In the embodiment which was constructed the silicon dioxide posts were at a spacing of 3150 Å. The silver particles were exposed to a coherent beam of radiation having a wavelength of 10,640 Å thereby creating a second harmonic of 5320 Å which was resonant with the major axis of the ellipsoid particles. By directing the fundamental beam toward the silver particles at an angle of incidence equal to 75 degrees as illustrated in FIG. 9, a well defined beam of second harmonic light was back-reflected at an angle of -45±2 degrees with respect to the normal, again as illustrated in FIG. 9. No fundamental light was determined to be diffracted along this direction. The observed angle agrees quite well with the calculated value of -47 degrees.

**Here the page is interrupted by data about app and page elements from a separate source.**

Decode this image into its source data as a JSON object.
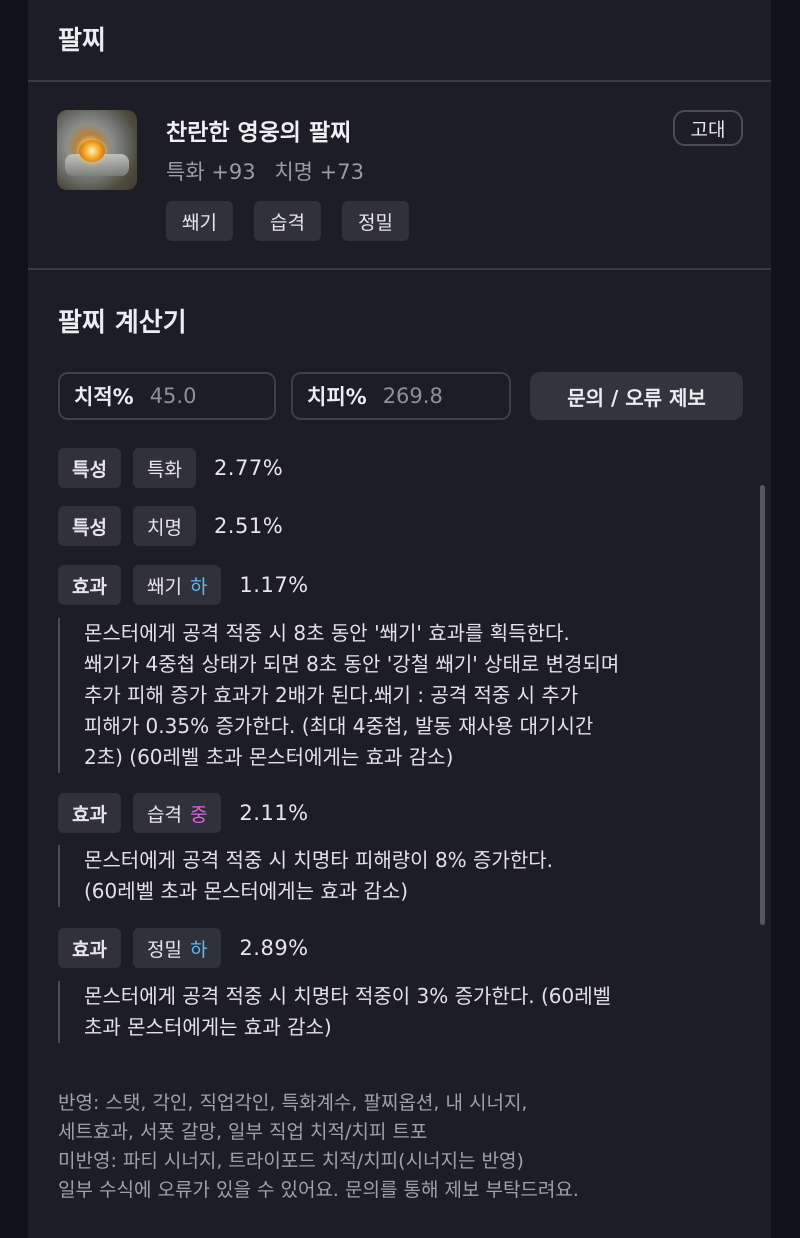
{
  "header": {
    "title": "팔찌"
  },
  "item": {
    "name": "찬란한 영웅의 팔찌",
    "stats": [
      "특화 +93",
      "치명 +73"
    ],
    "grade": "고대",
    "tags": [
      "쐐기",
      "습격",
      "정밀"
    ],
    "icon": "bracelet-icon"
  },
  "calculator": {
    "title": "팔찌 계산기",
    "crit_rate": {
      "label": "치적%",
      "value": "45.0"
    },
    "crit_damage": {
      "label": "치피%",
      "value": "269.8"
    },
    "report_button": "문의 / 오류 제보"
  },
  "rows": [
    {
      "type": "특성",
      "name": "특화",
      "grade": "",
      "value": "2.77%"
    },
    {
      "type": "특성",
      "name": "치명",
      "grade": "",
      "value": "2.51%"
    },
    {
      "type": "효과",
      "name": "쐐기",
      "grade": "하",
      "value": "1.17%",
      "desc": [
        "몬스터에게 공격 적중 시 8초 동안 '쐐기' 효과를 획득한다.",
        "쐐기가 4중첩 상태가 되면 8초 동안 '강철 쐐기' 상태로 변경되며",
        "추가 피해 증가 효과가 2배가 된다.쐐기 : 공격 적중 시 추가",
        "피해가 0.35% 증가한다. (최대 4중첩, 발동 재사용 대기시간",
        "2초) (60레벨 초과 몬스터에게는 효과 감소)"
      ]
    },
    {
      "type": "효과",
      "name": "습격",
      "grade": "중",
      "value": "2.11%",
      "desc": [
        "몬스터에게 공격 적중 시 치명타 피해량이 8% 증가한다.",
        "(60레벨 초과 몬스터에게는 효과 감소)"
      ]
    },
    {
      "type": "효과",
      "name": "정밀",
      "grade": "하",
      "value": "2.89%",
      "desc": [
        "몬스터에게 공격 적중 시 치명타 적중이 3% 증가한다. (60레벨",
        "초과 몬스터에게는 효과 감소)"
      ]
    }
  ],
  "footer": [
    "반영: 스탯, 각인, 직업각인, 특화계수, 팔찌옵션, 내 시너지,",
    "세트효과, 서폿 갈망, 일부 직업 치적/치피 트포",
    "미반영: 파티 시너지, 트라이포드 치적/치피(시너지는 반영)",
    "일부 수식에 오류가 있을 수 있어요. 문의를 통해 제보 부탁드려요."
  ],
  "colors": {
    "grade_low": "#5fb8f2",
    "grade_mid": "#e05ee0",
    "background": "#1d1e25"
  }
}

As pointed out hereinabove, the metal particles can also be shaped so as to enhance both the fundamental and the second harmonic. By shaping the particles into ellipsoids that have a 6 to 1 aspect ratio, the depolarization factors of A1 =0.04323 and A2 =0.4784 can be obtained. Resonant enhancement for these values of depolarization factors will occur with a dielectric function equal to -22.13 at the fundamental wavelength and equal to -1.09 at the second harmonic. If using silver particles, these values of dielectric function can be obtained at wavelengths of 6879 Å and 3388 Å. These two plasmon frequencies are very close to the ratio of 1 to 2 which is ideal for second harmonic generation.
It should also be apparent to those skilled in the art that the particles may be shaped in even a third dimension in order to create resonant enhancement at other harmonic wavelengths. This type of shaping can be achieved by using a substrate having silicon dioxide posts with cross sectional shapes other than a circle. For example, the silicon dioxide posts illustrated in FIG. 10 would create silver particles that have three different dimensions. One dimension will be dependent on the grazing angle of the evaporated metal, a second dimension will be dependent on the duration of the evaporation, and the third dimension will be dependent on the dimension W of the posts.
It should be readily apparent to those skilled in the art that numerous departures may be made without departing from the spirit and scope of the present invention. The fundamental concept is to space the posts at a dimension which will permit the harmonic wavelength to be present along a spatial direction that is independent of the fundamental. In addition, the metal particles can be variously shaped and dimensioned in order to enhance not only the fundamental but also the harmonic wavelengths. Furthermore, the nonlinearity can be provided either by the metal particles or by molecules or materials that are placed on or near the surface that contains the metal particles. In particular, the nonlinear material may be the material used to support the metal particles, i.e., the posts. In this case, a post material such as lithium niobate with a very large intrinsic nonlinearity could be chosen.